» WHAT YOU SHOULD DO
Would you restate the listing word for word, with the images omitted?

» INPUT MATERIAL
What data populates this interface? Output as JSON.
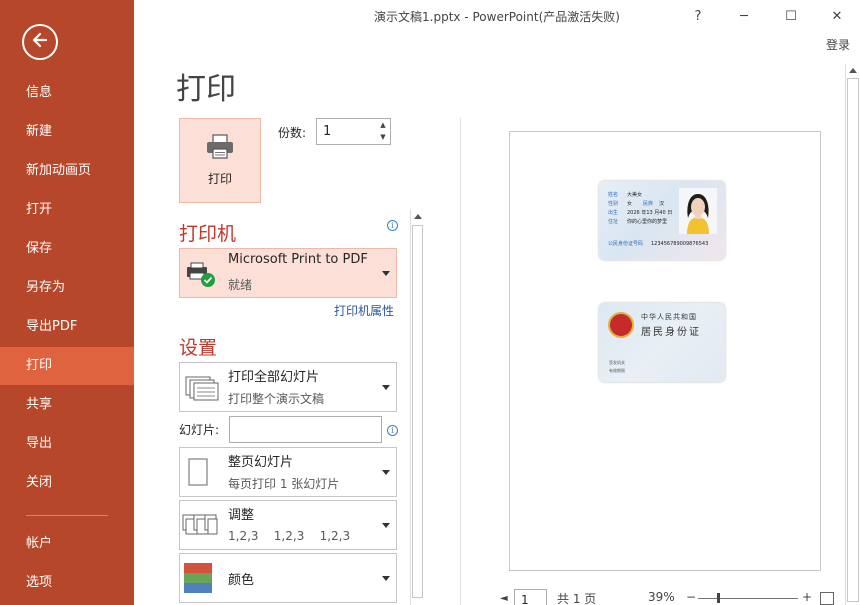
{
  "window": {
    "title": "演示文稿1.pptx - PowerPoint(产品激活失败)",
    "help": "?",
    "minimize": "─",
    "maximize": "☐",
    "close": "✕",
    "login": "登录"
  },
  "sidebar": {
    "back_icon": "back-arrow-icon",
    "items": [
      {
        "label": "信息"
      },
      {
        "label": "新建"
      },
      {
        "label": "新加动画页"
      },
      {
        "label": "打开"
      },
      {
        "label": "保存"
      },
      {
        "label": "另存为"
      },
      {
        "label": "导出PDF"
      },
      {
        "label": "打印",
        "active": true
      },
      {
        "label": "共享"
      },
      {
        "label": "导出"
      },
      {
        "label": "关闭"
      },
      {
        "label": "帐户"
      },
      {
        "label": "选项"
      }
    ]
  },
  "main": {
    "page_title": "打印",
    "print_button": "打印",
    "copies_label": "份数:",
    "copies_value": "1",
    "printer_section": "打印机",
    "printer": {
      "name": "Microsoft Print to PDF",
      "status": "就绪"
    },
    "printer_properties": "打印机属性",
    "settings_section": "设置",
    "settings": {
      "range": {
        "title": "打印全部幻灯片",
        "sub": "打印整个演示文稿"
      },
      "slides_label": "幻灯片:",
      "slides_value": "",
      "layout": {
        "title": "整页幻灯片",
        "sub": "每页打印 1 张幻灯片"
      },
      "collate": {
        "title": "调整",
        "sub": "1,2,3    1,2,3    1,2,3"
      },
      "color": {
        "title": "颜色"
      }
    }
  },
  "preview": {
    "id_front": {
      "name_label": "姓名",
      "name_value": "大美女",
      "sex_label": "性别",
      "sex_value": "女",
      "ethnic_label": "民族",
      "ethnic_value": "汉",
      "birth_label": "出生",
      "birth_value": "2026 年13 月40 日",
      "address_label": "住址",
      "address_value": "你的心里你的梦里",
      "id_label": "公民身份证号码",
      "id_value": "123456789009876543"
    },
    "id_back": {
      "line1": "中华人民共和国",
      "line2": "居民身份证",
      "issuer_label": "签发机关",
      "valid_label": "有效期限"
    },
    "footer": {
      "page_value": "1",
      "page_total": "共 1 页",
      "zoom": "39%"
    }
  },
  "colors": {
    "sidebar": "#b7472a",
    "sidebar_active": "#e0633f",
    "accent_text": "#c0392b",
    "highlight_bg": "#fcdfd6"
  }
}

» RESULT BELOW
What data populates this interface? Output as JSON.
{
  "window": {
    "title": "演示文稿1.pptx - PowerPoint(产品激活失败)",
    "help": "?",
    "minimize": "─",
    "maximize": "☐",
    "close": "✕",
    "login": "登录"
  },
  "sidebar": {
    "back_icon": "back-arrow-icon",
    "items": [
      {
        "label": "信息"
      },
      {
        "label": "新建"
      },
      {
        "label": "新加动画页"
      },
      {
        "label": "打开"
      },
      {
        "label": "保存"
      },
      {
        "label": "另存为"
      },
      {
        "label": "导出PDF"
      },
      {
        "label": "打印",
        "active": true
      },
      {
        "label": "共享"
      },
      {
        "label": "导出"
      },
      {
        "label": "关闭"
      },
      {
        "label": "帐户"
      },
      {
        "label": "选项"
      }
    ]
  },
  "main": {
    "page_title": "打印",
    "print_button": "打印",
    "copies_label": "份数:",
    "copies_value": "1",
    "printer_section": "打印机",
    "printer": {
      "name": "Microsoft Print to PDF",
      "status": "就绪"
    },
    "printer_properties": "打印机属性",
    "settings_section": "设置",
    "settings": {
      "range": {
        "title": "打印全部幻灯片",
        "sub": "打印整个演示文稿"
      },
      "slides_label": "幻灯片:",
      "slides_value": "",
      "layout": {
        "title": "整页幻灯片",
        "sub": "每页打印 1 张幻灯片"
      },
      "collate": {
        "title": "调整",
        "sub": "1,2,3    1,2,3    1,2,3"
      },
      "color": {
        "title": "颜色"
      }
    }
  },
  "preview": {
    "id_front": {
      "name_label": "姓名",
      "name_value": "大美女",
      "sex_label": "性别",
      "sex_value": "女",
      "ethnic_label": "民族",
      "ethnic_value": "汉",
      "birth_label": "出生",
      "birth_value": "2026 年13 月40 日",
      "address_label": "住址",
      "address_value": "你的心里你的梦里",
      "id_label": "公民身份证号码",
      "id_value": "123456789009876543"
    },
    "id_back": {
      "line1": "中华人民共和国",
      "line2": "居民身份证",
      "issuer_label": "签发机关",
      "valid_label": "有效期限"
    },
    "footer": {
      "page_value": "1",
      "page_total": "共 1 页",
      "zoom": "39%"
    }
  },
  "colors": {
    "sidebar": "#b7472a",
    "sidebar_active": "#e0633f",
    "accent_text": "#c0392b",
    "highlight_bg": "#fcdfd6"
  }
}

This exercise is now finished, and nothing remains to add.